Parmigianino was the eighth child of Filippo Mazzola and one Donatella Abbati. His father died of the plague two years after Parmigianino's birth, and the children were raised by their uncles, Michele and Pier Ilario, who according to Vasari were modestly talented artists. In 1515, his uncle received a commission from Nicolò Zangrandi for the decoration of a chapel in San Giovanni Evangelista; a work later completed by a young Parmigianino. By the age of eighteen, he had already completed the Bardi Altarpiece. In 1521, Parmigianino was sent to Viadana (along with painter Girolamo Bedoli who was to marry his cousin) to escape the wars between the French, Imperial, and papal armies. In Viadana, he painted two panels in tempera, depicting Saint Francis for the church of the Frati de' Zoccoli, and the Mystical Marriage of Saint Catherine for San Pietro.

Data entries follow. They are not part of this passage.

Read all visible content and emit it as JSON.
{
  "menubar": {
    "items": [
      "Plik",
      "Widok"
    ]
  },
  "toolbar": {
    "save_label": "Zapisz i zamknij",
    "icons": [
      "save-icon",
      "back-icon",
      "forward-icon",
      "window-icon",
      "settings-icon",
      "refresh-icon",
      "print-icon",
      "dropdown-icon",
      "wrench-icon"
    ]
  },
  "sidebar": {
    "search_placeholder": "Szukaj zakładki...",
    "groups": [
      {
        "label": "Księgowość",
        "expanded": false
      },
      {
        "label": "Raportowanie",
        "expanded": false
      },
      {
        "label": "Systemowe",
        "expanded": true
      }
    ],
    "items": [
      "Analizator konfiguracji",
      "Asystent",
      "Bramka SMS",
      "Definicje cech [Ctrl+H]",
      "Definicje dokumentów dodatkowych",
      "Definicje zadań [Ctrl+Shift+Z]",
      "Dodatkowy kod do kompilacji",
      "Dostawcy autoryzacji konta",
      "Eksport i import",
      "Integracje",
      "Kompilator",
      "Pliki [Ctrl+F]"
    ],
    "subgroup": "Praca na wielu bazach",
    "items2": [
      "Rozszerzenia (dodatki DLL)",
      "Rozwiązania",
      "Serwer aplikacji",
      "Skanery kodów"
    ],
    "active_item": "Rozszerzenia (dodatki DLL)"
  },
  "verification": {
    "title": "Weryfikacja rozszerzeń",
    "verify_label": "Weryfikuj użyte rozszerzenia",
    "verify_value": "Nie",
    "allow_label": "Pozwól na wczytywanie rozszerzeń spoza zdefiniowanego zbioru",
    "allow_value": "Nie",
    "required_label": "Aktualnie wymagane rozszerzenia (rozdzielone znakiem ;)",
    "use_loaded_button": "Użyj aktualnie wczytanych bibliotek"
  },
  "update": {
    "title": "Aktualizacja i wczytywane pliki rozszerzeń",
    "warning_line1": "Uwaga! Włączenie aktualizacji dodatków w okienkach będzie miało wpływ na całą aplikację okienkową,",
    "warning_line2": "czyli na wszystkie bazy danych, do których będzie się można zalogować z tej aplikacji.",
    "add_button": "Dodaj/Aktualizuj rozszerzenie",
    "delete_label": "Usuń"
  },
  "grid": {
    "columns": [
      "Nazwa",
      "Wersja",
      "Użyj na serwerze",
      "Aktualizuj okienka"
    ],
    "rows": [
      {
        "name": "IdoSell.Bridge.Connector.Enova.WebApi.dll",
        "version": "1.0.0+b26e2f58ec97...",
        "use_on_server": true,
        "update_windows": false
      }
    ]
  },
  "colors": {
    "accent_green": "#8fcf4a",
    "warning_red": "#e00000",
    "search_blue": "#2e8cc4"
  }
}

He also worked in San Giovanni and met Correggio, who was at work on the fresco decorations of the cupola.
In 1524, he traveled to Rome with five small paintings, including the Circumcision of Jesus and his Self-portrait in a Convex Mirror, seeking patronage of the Medici pope, Clement VII. Vasari records that in Rome, Parmigianino was "celebrated as a Raphael reborn". In January 1526, Parmigianino and his uncle, Pier Ilario, agreed with Maria Bufalina from Città di Castello, to decorate the church of San Salvatore in Lauro with an altarpiece of the Vision of Saint Jerome (1526–27). Within a year, the Sack of Rome caused Parmigianino, and many other artists, to flee.